■ To do: Count the lines below that include the word "structured" and write that number alone.

Stored items from a collection

■ ■ ■ ■

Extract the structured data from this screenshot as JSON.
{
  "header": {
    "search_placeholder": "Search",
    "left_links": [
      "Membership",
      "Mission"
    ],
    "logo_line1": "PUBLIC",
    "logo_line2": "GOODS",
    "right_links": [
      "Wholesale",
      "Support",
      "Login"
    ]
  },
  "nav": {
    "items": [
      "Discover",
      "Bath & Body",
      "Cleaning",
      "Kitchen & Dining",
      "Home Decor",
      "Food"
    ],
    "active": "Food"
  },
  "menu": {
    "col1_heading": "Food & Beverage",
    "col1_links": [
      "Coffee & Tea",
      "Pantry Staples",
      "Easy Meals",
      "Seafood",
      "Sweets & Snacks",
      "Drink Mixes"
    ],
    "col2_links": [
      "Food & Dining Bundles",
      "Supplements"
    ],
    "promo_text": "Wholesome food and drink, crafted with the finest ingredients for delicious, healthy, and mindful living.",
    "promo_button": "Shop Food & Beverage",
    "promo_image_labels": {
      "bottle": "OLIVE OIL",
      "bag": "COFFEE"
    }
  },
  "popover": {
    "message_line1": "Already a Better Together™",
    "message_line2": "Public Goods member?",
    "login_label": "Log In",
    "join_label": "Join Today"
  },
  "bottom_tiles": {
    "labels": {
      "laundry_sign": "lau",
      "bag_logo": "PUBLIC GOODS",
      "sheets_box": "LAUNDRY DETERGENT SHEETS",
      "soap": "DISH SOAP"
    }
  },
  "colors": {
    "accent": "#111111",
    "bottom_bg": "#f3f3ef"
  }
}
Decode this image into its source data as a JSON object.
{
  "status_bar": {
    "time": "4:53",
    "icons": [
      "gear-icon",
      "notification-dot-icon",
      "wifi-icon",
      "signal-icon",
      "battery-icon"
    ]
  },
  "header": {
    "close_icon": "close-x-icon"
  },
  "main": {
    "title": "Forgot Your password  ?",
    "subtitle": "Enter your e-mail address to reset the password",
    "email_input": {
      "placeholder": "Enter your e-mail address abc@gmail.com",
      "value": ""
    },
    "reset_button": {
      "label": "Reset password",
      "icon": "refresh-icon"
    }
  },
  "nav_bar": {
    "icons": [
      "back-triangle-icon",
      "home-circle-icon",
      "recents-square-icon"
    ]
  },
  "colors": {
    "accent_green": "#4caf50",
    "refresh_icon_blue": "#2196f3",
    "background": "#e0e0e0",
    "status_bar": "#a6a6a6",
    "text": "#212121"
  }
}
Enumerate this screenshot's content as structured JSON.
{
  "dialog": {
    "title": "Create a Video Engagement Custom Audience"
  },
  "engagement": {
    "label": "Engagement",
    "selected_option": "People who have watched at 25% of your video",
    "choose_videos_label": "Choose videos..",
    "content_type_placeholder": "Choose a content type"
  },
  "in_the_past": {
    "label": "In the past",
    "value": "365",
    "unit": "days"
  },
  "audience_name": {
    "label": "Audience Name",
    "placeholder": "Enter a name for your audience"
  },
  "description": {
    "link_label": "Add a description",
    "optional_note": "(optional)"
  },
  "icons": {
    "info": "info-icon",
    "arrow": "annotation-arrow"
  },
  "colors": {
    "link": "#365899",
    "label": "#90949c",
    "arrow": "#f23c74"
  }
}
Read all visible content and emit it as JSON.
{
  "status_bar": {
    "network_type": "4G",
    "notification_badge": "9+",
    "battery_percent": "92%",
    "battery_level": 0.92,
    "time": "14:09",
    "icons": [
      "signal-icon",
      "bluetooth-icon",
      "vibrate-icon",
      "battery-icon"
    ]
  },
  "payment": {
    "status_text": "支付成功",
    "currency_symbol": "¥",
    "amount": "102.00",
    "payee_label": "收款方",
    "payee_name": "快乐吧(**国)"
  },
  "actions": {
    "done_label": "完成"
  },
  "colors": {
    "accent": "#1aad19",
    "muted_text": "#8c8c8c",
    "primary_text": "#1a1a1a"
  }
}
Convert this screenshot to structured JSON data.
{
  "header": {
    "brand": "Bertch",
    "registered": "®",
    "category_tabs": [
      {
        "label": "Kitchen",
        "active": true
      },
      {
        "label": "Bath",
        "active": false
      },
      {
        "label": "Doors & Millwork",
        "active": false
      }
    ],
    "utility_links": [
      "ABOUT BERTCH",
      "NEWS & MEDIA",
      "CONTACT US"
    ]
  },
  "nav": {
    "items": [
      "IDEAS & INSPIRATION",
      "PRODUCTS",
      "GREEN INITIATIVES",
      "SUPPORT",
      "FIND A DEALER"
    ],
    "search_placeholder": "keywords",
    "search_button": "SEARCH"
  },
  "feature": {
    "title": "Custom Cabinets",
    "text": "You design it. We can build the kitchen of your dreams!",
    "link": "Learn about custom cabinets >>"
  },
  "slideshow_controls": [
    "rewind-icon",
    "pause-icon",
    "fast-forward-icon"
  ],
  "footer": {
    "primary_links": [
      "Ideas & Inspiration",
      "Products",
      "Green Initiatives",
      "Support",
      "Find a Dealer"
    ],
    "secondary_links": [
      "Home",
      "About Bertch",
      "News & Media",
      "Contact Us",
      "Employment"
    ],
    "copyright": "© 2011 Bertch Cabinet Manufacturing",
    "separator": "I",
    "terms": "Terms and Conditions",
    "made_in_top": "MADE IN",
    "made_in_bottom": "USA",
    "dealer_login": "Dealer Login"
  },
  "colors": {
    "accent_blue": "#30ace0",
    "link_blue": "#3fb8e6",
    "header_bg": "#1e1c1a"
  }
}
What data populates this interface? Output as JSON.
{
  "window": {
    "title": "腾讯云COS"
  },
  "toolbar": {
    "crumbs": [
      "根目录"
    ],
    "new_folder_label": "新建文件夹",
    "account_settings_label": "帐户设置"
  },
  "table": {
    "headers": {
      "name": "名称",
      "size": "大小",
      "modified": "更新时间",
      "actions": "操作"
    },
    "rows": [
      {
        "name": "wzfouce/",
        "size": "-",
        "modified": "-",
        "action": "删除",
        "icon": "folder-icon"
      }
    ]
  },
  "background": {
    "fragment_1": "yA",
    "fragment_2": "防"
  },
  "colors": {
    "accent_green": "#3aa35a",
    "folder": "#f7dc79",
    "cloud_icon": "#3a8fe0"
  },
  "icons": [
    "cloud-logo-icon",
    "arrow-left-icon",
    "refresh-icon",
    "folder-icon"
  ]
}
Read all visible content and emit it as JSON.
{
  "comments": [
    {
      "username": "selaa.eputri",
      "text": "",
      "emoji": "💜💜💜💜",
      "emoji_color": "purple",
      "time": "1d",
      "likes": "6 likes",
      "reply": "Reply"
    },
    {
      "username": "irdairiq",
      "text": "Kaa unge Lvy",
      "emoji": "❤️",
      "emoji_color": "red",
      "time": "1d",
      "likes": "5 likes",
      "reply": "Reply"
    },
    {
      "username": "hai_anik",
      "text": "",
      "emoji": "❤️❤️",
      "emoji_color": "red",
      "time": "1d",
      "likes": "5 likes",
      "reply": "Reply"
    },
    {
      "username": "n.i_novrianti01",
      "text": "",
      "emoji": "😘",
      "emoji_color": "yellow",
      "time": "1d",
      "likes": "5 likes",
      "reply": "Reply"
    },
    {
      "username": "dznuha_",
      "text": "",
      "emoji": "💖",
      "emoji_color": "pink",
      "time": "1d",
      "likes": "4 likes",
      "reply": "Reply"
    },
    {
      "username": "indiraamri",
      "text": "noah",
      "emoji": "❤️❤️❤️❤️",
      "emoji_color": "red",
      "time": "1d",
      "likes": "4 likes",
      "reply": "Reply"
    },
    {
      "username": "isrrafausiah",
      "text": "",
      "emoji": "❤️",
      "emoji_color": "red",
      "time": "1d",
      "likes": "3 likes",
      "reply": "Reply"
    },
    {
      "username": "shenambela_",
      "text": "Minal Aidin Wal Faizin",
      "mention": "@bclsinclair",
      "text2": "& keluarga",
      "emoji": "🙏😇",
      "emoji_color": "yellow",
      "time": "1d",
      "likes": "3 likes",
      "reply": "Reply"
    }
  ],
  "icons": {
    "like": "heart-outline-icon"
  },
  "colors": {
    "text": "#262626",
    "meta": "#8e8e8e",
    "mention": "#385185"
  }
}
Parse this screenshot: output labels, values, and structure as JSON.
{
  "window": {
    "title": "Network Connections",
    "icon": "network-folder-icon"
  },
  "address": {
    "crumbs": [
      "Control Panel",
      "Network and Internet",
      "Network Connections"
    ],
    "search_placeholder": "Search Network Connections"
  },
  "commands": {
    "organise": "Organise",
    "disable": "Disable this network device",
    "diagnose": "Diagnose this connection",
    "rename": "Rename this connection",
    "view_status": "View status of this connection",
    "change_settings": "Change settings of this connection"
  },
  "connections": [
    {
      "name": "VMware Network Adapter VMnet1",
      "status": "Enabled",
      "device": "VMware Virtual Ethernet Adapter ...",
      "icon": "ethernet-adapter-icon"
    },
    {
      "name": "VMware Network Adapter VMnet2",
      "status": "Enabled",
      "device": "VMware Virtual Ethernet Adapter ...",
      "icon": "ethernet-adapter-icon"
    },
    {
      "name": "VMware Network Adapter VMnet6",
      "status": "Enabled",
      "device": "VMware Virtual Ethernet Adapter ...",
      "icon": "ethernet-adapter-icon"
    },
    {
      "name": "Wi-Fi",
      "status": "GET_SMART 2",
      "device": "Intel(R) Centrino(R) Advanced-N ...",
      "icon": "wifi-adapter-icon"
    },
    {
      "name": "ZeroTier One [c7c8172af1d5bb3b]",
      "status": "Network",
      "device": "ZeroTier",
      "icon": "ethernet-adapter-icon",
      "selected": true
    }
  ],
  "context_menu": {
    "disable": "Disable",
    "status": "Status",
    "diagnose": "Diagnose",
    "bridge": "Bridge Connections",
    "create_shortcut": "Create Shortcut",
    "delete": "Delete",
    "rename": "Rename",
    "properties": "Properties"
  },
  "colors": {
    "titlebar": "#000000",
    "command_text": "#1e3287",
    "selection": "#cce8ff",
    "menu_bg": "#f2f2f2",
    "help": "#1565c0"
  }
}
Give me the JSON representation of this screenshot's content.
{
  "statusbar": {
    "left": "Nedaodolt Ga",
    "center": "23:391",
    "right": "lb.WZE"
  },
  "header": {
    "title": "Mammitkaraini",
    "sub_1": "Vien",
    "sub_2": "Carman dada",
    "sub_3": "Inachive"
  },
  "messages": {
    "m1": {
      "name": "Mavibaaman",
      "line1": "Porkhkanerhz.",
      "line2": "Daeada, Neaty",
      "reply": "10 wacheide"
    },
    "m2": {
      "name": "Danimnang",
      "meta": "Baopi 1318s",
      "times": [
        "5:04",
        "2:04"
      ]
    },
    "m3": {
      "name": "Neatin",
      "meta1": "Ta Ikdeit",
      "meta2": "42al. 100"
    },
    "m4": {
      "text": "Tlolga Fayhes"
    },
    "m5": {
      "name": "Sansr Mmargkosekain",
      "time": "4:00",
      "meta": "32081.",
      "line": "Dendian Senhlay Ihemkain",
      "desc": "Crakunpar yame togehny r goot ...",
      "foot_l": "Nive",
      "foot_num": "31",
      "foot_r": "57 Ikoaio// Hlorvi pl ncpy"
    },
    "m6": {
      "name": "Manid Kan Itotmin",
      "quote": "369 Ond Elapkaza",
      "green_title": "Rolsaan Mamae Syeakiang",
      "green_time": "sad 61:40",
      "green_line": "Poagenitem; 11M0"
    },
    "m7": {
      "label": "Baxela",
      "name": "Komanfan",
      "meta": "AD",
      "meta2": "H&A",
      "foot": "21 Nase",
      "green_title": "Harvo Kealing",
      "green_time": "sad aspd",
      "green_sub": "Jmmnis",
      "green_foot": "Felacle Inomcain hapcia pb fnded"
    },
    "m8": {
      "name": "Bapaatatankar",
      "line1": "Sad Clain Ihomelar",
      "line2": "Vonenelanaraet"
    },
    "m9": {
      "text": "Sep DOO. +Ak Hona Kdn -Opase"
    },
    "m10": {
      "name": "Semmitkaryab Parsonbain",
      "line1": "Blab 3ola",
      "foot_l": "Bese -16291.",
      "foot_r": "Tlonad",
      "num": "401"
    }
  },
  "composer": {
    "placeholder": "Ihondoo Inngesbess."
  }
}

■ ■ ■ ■

■ Answer box: 3